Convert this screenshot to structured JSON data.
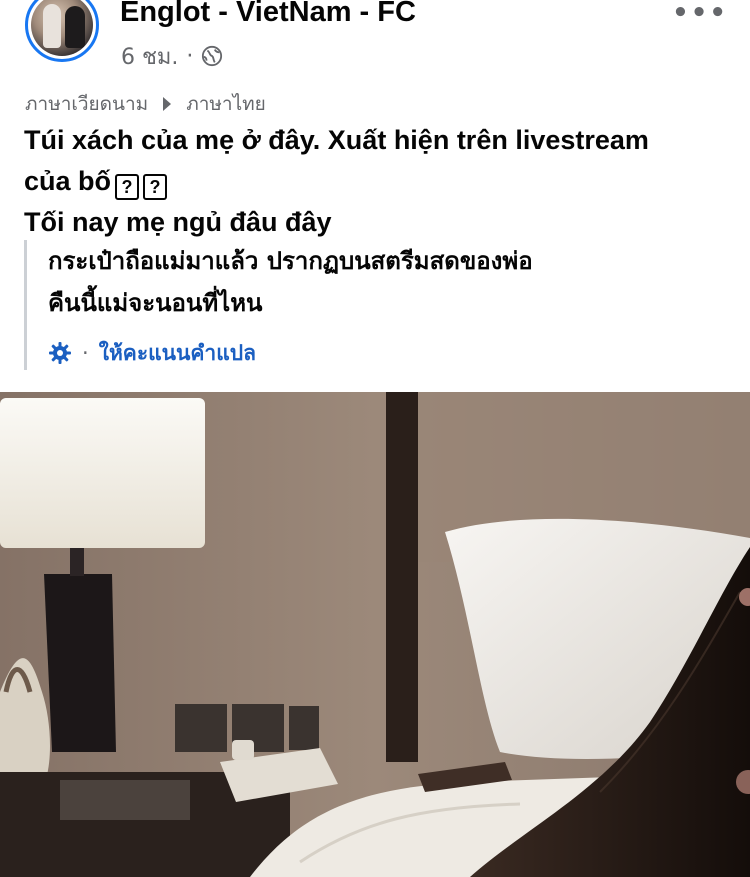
{
  "header": {
    "page_name": "Englot - VietNam - FC",
    "time": "6 ชม.",
    "separator": "·",
    "more": "•••"
  },
  "translation_bar": {
    "source_language": "ภาษาเวียดนาม",
    "target_language": "ภาษาไทย"
  },
  "post": {
    "line1": "Túi xách của mẹ ở đây. Xuất hiện trên livestream",
    "line2": "của bố",
    "qbox": "?",
    "line3": "Tối nay mẹ ngủ đâu đây"
  },
  "translation": {
    "line1": "กระเป๋าถือแม่มาแล้ว ปรากฏบนสตรีมสดของพ่อ",
    "line2": "คืนนี้แม่จะนอนที่ไหน",
    "separator": "·",
    "rate_label": "ให้คะแนนคำแปล"
  },
  "colors": {
    "accent": "#1877f2",
    "link": "#1b5fc1",
    "muted": "#65676b"
  }
}
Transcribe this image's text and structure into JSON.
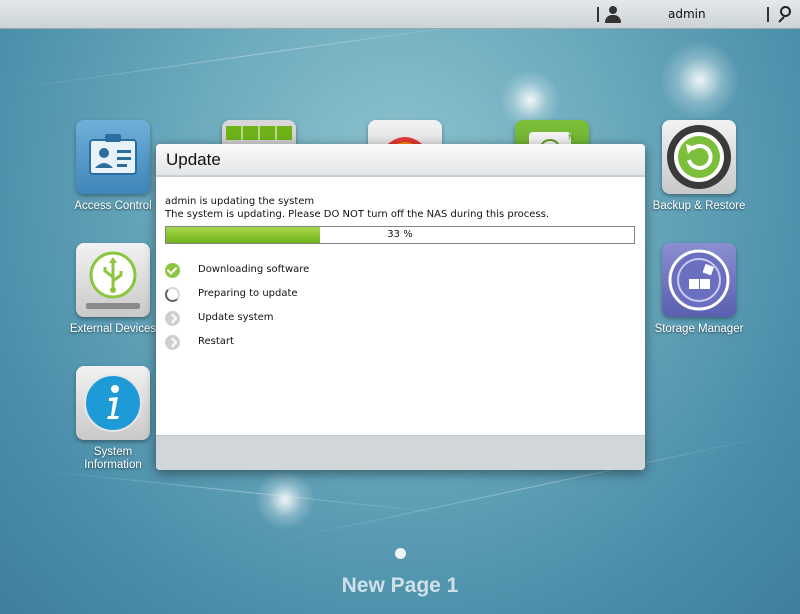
{
  "topbar": {
    "username": "admin"
  },
  "apps": {
    "access_control": "Access Control",
    "external_devices": "External Devices",
    "system_information_line1": "System",
    "system_information_line2": "Information",
    "backup_restore": "Backup & Restore",
    "storage_manager": "Storage Manager"
  },
  "dialog": {
    "title": "Update",
    "message_line1": "admin is updating the system",
    "message_line2": "The system is updating. Please DO NOT turn off the NAS during this process.",
    "progress_percent": 33,
    "progress_label": "33 %",
    "steps": [
      {
        "label": "Downloading software",
        "status": "done",
        "icon": "check-icon"
      },
      {
        "label": "Preparing to update",
        "status": "in-progress",
        "icon": "spinner-icon"
      },
      {
        "label": "Update system",
        "status": "pending",
        "icon": "chevron-right-icon"
      },
      {
        "label": "Restart",
        "status": "pending",
        "icon": "chevron-right-icon"
      }
    ]
  },
  "desktop": {
    "page_name": "New Page 1"
  },
  "colors": {
    "progress_green": "#8cc63f",
    "topbar": "#d7dde0",
    "desktop": "#6aa9bc"
  }
}
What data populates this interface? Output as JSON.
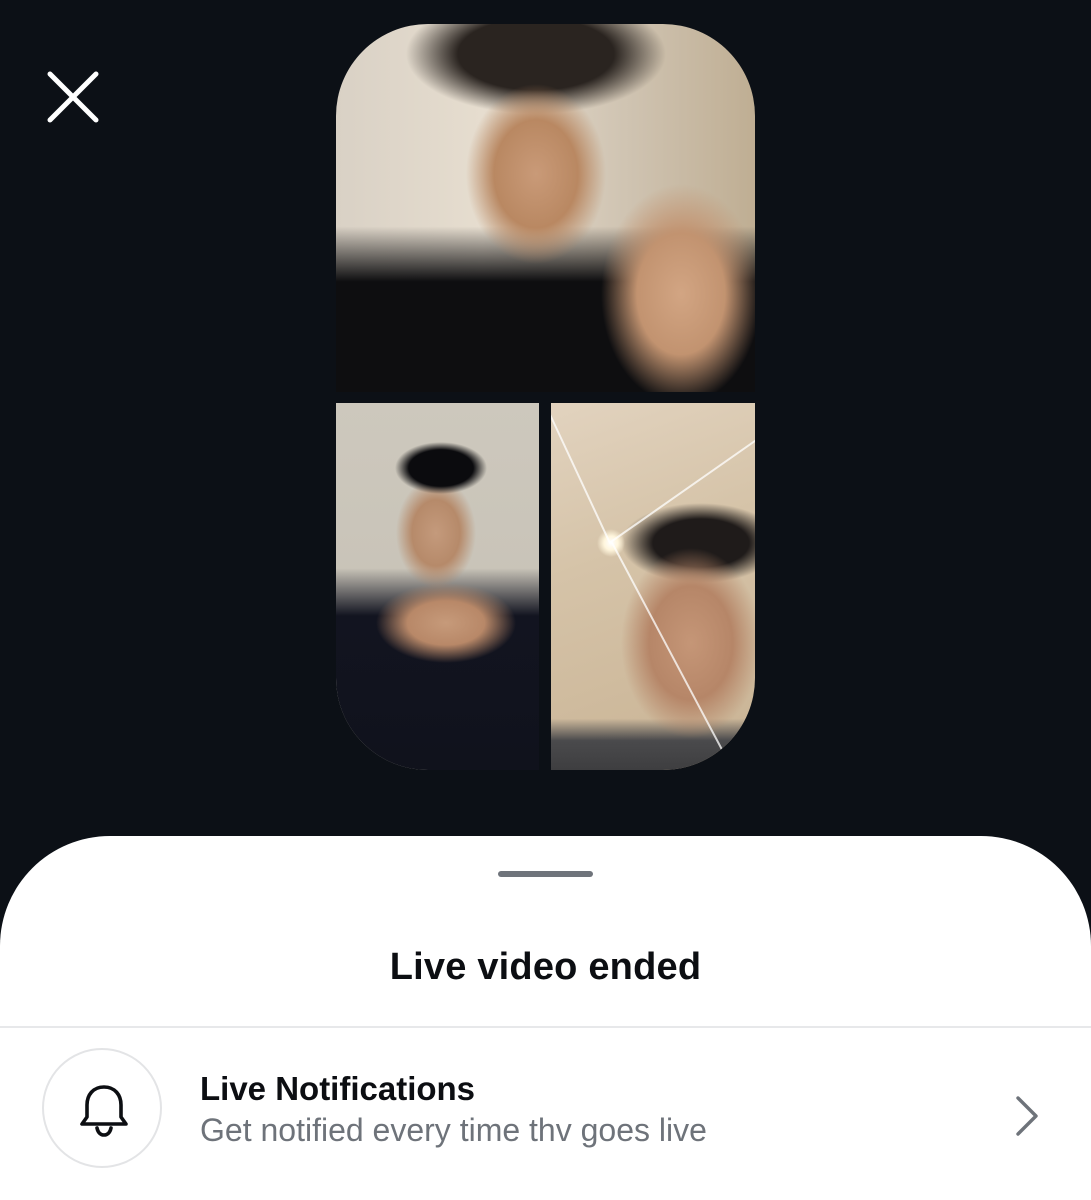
{
  "header": {
    "close_icon": "close-icon"
  },
  "live_collage": {
    "tiles": [
      {
        "role": "host-video"
      },
      {
        "role": "guest-video-left"
      },
      {
        "role": "guest-video-right"
      }
    ]
  },
  "sheet": {
    "title": "Live video ended",
    "notifications": {
      "icon": "bell-icon",
      "title": "Live Notifications",
      "subtitle": "Get notified every time thv goes live",
      "chevron_icon": "chevron-right-icon"
    }
  },
  "colors": {
    "background": "#0c1016",
    "sheet": "#ffffff",
    "text_primary": "#0c0e12",
    "text_secondary": "#6e737a"
  }
}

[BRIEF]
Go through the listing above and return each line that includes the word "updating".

[RESPONSE]
    "message_line1": "admin is updating the system",
    "message_line2": "The system is updating. Please DO NOT turn off the NAS during this process.",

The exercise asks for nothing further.